Implementing this takes about 3-5 years. The level depends on the farmer. Some of our flocks are now at one anthelmintic treatment annually while others are still doing 2 or 3. It can be done gradually or fast, depending of the farmer. We found that there was a production penalty during the first 2 to 3 years. We were struggling to wean more than 110 to 120%.
However this did not last and now farmers are weaning more than 150%. It is important to make sure that the anthelmintics used are effective. If you are only dosing for survival then animals will die if the remedy is not effective. Good record keeping is also necessary.
You must keep track of the remedy used i.e. which group number(s), which animals and the date treated. Good dosing practices are also necessary. Equipment must be good, dosages accurate and given correctly. Production penalties can be limited and even negated by feeding extra protein.

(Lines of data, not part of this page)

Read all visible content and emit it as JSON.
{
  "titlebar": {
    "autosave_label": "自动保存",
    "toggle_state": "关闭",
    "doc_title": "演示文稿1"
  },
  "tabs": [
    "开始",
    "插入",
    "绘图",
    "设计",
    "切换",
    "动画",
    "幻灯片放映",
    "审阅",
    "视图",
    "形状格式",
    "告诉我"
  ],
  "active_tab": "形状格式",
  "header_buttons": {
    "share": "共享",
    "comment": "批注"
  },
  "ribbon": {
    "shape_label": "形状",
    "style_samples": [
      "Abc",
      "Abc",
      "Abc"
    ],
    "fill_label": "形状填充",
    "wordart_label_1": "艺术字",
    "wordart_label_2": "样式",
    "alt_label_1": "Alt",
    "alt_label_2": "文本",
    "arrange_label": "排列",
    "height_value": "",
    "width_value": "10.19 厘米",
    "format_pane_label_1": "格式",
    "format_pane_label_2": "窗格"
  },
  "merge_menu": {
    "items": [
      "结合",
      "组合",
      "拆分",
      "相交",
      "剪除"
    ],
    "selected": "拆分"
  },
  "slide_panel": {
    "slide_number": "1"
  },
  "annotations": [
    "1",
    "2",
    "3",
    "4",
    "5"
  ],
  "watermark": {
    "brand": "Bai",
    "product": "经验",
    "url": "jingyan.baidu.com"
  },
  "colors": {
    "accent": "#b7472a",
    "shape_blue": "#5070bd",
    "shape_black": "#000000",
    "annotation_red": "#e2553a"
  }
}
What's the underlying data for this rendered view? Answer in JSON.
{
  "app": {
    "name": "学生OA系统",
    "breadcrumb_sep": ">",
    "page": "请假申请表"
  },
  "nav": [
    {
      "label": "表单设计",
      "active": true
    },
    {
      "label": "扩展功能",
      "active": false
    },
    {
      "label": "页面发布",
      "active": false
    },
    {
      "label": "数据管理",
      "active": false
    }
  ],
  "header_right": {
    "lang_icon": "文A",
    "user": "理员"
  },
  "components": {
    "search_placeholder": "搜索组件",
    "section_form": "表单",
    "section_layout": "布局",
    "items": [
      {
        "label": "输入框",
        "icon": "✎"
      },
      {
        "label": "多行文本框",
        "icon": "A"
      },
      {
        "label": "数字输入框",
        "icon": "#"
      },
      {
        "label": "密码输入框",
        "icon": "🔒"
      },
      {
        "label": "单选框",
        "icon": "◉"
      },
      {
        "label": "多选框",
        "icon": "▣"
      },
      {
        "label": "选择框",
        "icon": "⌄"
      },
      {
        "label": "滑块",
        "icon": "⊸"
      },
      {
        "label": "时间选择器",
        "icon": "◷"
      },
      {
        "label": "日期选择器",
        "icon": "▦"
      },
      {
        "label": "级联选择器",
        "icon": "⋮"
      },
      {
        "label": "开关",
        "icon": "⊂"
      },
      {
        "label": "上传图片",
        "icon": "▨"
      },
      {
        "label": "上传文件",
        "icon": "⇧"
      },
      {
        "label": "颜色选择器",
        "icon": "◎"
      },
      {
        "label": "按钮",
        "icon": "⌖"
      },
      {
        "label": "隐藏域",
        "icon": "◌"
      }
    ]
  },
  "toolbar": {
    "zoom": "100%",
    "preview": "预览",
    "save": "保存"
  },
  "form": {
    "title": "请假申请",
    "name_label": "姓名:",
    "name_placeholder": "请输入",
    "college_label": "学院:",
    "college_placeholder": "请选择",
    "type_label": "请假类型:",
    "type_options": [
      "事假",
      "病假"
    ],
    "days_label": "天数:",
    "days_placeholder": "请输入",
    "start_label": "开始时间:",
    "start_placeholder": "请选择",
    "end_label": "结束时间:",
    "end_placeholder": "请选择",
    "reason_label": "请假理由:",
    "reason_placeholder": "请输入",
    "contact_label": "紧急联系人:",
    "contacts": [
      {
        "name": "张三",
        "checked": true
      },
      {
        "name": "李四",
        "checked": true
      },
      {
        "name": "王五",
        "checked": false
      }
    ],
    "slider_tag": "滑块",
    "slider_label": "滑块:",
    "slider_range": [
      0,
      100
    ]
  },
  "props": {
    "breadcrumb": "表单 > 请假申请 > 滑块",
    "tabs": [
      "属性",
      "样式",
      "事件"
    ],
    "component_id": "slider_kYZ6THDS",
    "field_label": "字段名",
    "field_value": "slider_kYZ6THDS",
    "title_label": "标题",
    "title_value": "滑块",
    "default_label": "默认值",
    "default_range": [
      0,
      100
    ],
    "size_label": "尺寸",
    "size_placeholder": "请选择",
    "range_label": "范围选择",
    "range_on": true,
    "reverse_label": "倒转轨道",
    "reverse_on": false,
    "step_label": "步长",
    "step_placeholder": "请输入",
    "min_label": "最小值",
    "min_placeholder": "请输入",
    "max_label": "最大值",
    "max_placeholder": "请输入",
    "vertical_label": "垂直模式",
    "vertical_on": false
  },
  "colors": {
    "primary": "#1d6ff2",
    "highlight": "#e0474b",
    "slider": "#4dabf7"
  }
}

Generally have no effect. No scientific papers exist that show that tapeworms affect production in normal healthy lambs or ewes. These worms are easy to see and therefore farmers always want to treat for them but it is not cost effective. Lambs will only have a problem if they are stressed i.e. not enough milk, food, other disease. We advised to treat small, struggling lambs and then cull them. We generally also cull the mother as not enough milk is the most common cause of poor doers.
Fly strike can lead to severe economic losses. Factors which affect susceptibility are body wrinkles around the breech area, breech soiling, inflammatory response to the larvae, skin exudates and odours and other concurrent skin diseases especially dermatophilosus. Selection for a smooth breech area seems most effective at about yearling age. Culling of all animals with skin conditions that have to be treated more than once also reduce the incidence of fly strike. All fly strike cases must also be culled if possible. If the incidence is very high then at least cull all severely affected animals.
Other external parasites
Body louse, mange, scab and keds can all lead to severe economic losses especially for wool sheep. Selecting against these is more difficult as infections are not always present. However the same principles apply. Culling all animals that show severe disease or which do not respond to a single treatment must preferably be culled.
Most cases of lameness in sheep can be attributed to footrot, foot abscess or interdigital dermatitis. Selection is not aimed at any specific disease but rather lameness in general. All animals which need more than one treatment in a season (or annually) or which have evidence of chronic lesions must be culled.
Sometimes this will mean a large number of animals. It is best to do no feet trimming. A large survey study done in the UK has shown that feet trimming are actually leading to more lameness cases. This study has also shown that isolating affected cases (for more than 3 weeks) and only breeding from non infected animals lead to lower incidence of lameness.
Most research has been done in milking sheep but the principles are the same. Selecting for lower somatic cells counts are used in milking sheep but this is generally not useful for meat/wool producing types.
Udder conformation and teat placement can used but again is more difficult in non milking sheep. In meat/wool breeds the easiest is just to cull all positive cases. This is done by culling all ewes that need treatment as well as culling all ewes with udder lesions about 6 weeks after weaning. If this is done consistently the incidence is lowered significantly.
Selecting for pigmented eyelids is an easy way to reduce eye problems. If a flock has many ewes that are unpigmented it is very important to make sure all rams are pigmented. As new ewes are selected no pigmented ewes can be culled.
SNP chips are being developed for other diseases. Scrapie is currently the only disease for which a chip is commercially available. The use of this has greatly reduced the incidence during the last 10 years.